▶ Task directions
What is needed is a faithful copy of all the records.

────────────────────────────────────────

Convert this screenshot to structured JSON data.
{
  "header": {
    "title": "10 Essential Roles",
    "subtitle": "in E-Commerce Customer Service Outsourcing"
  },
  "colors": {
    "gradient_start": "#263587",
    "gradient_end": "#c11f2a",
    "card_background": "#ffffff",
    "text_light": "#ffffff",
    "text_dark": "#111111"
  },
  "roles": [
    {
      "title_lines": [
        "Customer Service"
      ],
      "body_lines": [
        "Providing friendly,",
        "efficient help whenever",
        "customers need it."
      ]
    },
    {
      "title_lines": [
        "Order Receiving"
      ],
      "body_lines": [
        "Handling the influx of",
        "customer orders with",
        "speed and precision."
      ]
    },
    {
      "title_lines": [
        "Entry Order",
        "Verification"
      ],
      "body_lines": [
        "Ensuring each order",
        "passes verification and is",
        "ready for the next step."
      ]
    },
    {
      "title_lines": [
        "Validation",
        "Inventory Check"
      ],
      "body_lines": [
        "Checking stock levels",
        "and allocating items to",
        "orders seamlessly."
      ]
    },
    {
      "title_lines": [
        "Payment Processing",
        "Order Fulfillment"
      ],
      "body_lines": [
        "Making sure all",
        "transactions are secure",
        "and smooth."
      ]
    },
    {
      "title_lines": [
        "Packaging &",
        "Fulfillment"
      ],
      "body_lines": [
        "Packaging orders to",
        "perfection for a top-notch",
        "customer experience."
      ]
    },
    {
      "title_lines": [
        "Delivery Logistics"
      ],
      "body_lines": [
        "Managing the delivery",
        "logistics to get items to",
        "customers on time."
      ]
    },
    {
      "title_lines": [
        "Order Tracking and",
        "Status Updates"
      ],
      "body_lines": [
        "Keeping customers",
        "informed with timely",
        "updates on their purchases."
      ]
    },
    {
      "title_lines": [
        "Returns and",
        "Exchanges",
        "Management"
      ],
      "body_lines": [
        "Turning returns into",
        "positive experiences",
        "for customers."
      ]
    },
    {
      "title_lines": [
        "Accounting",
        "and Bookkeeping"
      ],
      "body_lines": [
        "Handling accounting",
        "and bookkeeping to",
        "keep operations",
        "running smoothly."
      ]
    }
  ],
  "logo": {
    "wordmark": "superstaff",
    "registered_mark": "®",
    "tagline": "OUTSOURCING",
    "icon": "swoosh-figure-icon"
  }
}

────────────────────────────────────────

▶ Task answer
Convert this screenshot to structured JSON data.
{
  "header": {
    "title": "10 Essential Roles",
    "subtitle": "in E-Commerce Customer Service Outsourcing"
  },
  "colors": {
    "gradient_start": "#263587",
    "gradient_end": "#c11f2a",
    "card_background": "#ffffff",
    "text_light": "#ffffff",
    "text_dark": "#111111"
  },
  "roles": [
    {
      "title_lines": [
        "Customer Service"
      ],
      "body_lines": [
        "Providing friendly,",
        "efficient help whenever",
        "customers need it."
      ]
    },
    {
      "title_lines": [
        "Order Receiving"
      ],
      "body_lines": [
        "Handling the influx of",
        "customer orders with",
        "speed and precision."
      ]
    },
    {
      "title_lines": [
        "Entry Order",
        "Verification"
      ],
      "body_lines": [
        "Ensuring each order",
        "passes verification and is",
        "ready for the next step."
      ]
    },
    {
      "title_lines": [
        "Validation",
        "Inventory Check"
      ],
      "body_lines": [
        "Checking stock levels",
        "and allocating items to",
        "orders seamlessly."
      ]
    },
    {
      "title_lines": [
        "Payment Processing",
        "Order Fulfillment"
      ],
      "body_lines": [
        "Making sure all",
        "transactions are secure",
        "and smooth."
      ]
    },
    {
      "title_lines": [
        "Packaging &",
        "Fulfillment"
      ],
      "body_lines": [
        "Packaging orders to",
        "perfection for a top-notch",
        "customer experience."
      ]
    },
    {
      "title_lines": [
        "Delivery Logistics"
      ],
      "body_lines": [
        "Managing the delivery",
        "logistics to get items to",
        "customers on time."
      ]
    },
    {
      "title_lines": [
        "Order Tracking and",
        "Status Updates"
      ],
      "body_lines": [
        "Keeping customers",
        "informed with timely",
        "updates on their purchases."
      ]
    },
    {
      "title_lines": [
        "Returns and",
        "Exchanges",
        "Management"
      ],
      "body_lines": [
        "Turning returns into",
        "positive experiences",
        "for customers."
      ]
    },
    {
      "title_lines": [
        "Accounting",
        "and Bookkeeping"
      ],
      "body_lines": [
        "Handling accounting",
        "and bookkeeping to",
        "keep operations",
        "running smoothly."
      ]
    }
  ],
  "logo": {
    "wordmark": "superstaff",
    "registered_mark": "®",
    "tagline": "OUTSOURCING",
    "icon": "swoosh-figure-icon"
  }
}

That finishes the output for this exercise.